- Collected data entries
● ● ● ● ●
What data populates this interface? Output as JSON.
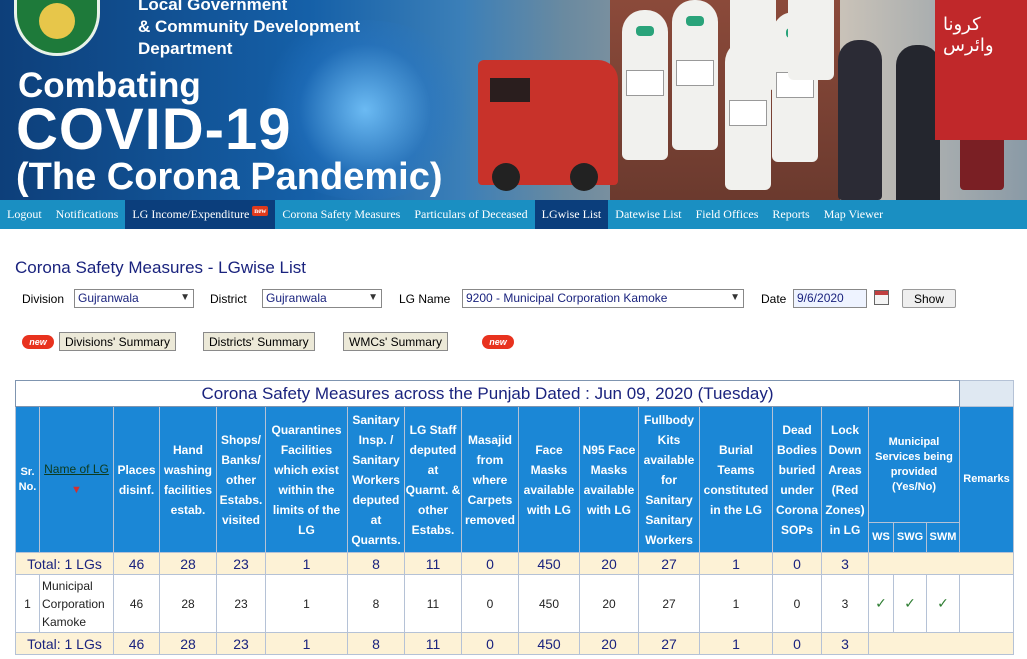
{
  "banner": {
    "dept_line1": "Local Government",
    "dept_line2": "& Community Development",
    "dept_line3": "Department",
    "title1": "Combating",
    "title2": "COVID-19",
    "title3": "(The Corona Pandemic)",
    "urdu_sign": "کرونا وائرس"
  },
  "nav": {
    "items": [
      {
        "label": "Logout"
      },
      {
        "label": "Notifications"
      },
      {
        "label": "LG Income/Expenditure",
        "badge": "new"
      },
      {
        "label": "Corona Safety Measures"
      },
      {
        "label": "Particulars of Deceased"
      },
      {
        "label": "LGwise List"
      },
      {
        "label": "Datewise List"
      },
      {
        "label": "Field Offices"
      },
      {
        "label": "Reports"
      },
      {
        "label": "Map Viewer"
      }
    ]
  },
  "page": {
    "heading": "Corona Safety Measures - LGwise List"
  },
  "filters": {
    "division_label": "Division",
    "division_value": "Gujranwala",
    "district_label": "District",
    "district_value": "Gujranwala",
    "lg_label": "LG Name",
    "lg_value": "9200 - Municipal Corporation Kamoke",
    "date_label": "Date",
    "date_value": "9/6/2020",
    "show_label": "Show"
  },
  "summaries": {
    "new_badge": "new",
    "divisions": "Divisions' Summary",
    "districts": "Districts' Summary",
    "wmcs": "WMCs' Summary"
  },
  "table": {
    "caption": "Corona Safety Measures across the Punjab Dated : Jun 09, 2020 (Tuesday)",
    "headers": {
      "sr": "Sr. No.",
      "name": "Name of LG",
      "places": "Places disinf.",
      "hand": "Hand washing facilities estab.",
      "shops": "Shops/ Banks/ other Estabs. visited",
      "quarantines": "Quarantines Facilities which exist within the limits of the LG",
      "sanitary": "Sanitary Insp. / Sanitary Workers deputed at Quarnts.",
      "lgstaff": "LG Staff deputed at Quarnt. & other Estabs.",
      "masajid": "Masajid from where Carpets removed",
      "facemasks": "Face Masks available with LG",
      "n95": "N95 Face Masks available with LG",
      "fullbody": "Fullbody Kits available for Sanitary Sanitary Workers",
      "burial": "Burial Teams constituted in the LG",
      "dead": "Dead Bodies buried under Corona SOPs",
      "lockdown": "Lock Down Areas (Red Zones) in LG",
      "municipal": "Municipal Services being provided (Yes/No)",
      "ws": "WS",
      "swg": "SWG",
      "swm": "SWM",
      "remarks": "Remarks"
    },
    "total_label": "Total: 1 LGs",
    "totals": [
      "46",
      "28",
      "23",
      "1",
      "8",
      "11",
      "0",
      "450",
      "20",
      "27",
      "1",
      "0",
      "3"
    ],
    "rows": [
      {
        "sr": "1",
        "name": "Municipal Corporation Kamoke",
        "values": [
          "46",
          "28",
          "23",
          "1",
          "8",
          "11",
          "0",
          "450",
          "20",
          "27",
          "1",
          "0",
          "3"
        ],
        "ws": "✓",
        "swg": "✓",
        "swm": "✓",
        "remarks": ""
      }
    ]
  },
  "colors": {
    "nav_bg": "#1a8fc2",
    "nav_active": "#0b3e7c",
    "header_bg": "#1b87d6",
    "total_bg": "#fdf2d6",
    "heading": "#1a237e"
  }
}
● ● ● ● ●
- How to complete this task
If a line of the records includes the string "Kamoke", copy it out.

- Reply
    "lg_value": "9200 - Municipal Corporation Kamoke",
        "name": "Municipal Corporation Kamoke",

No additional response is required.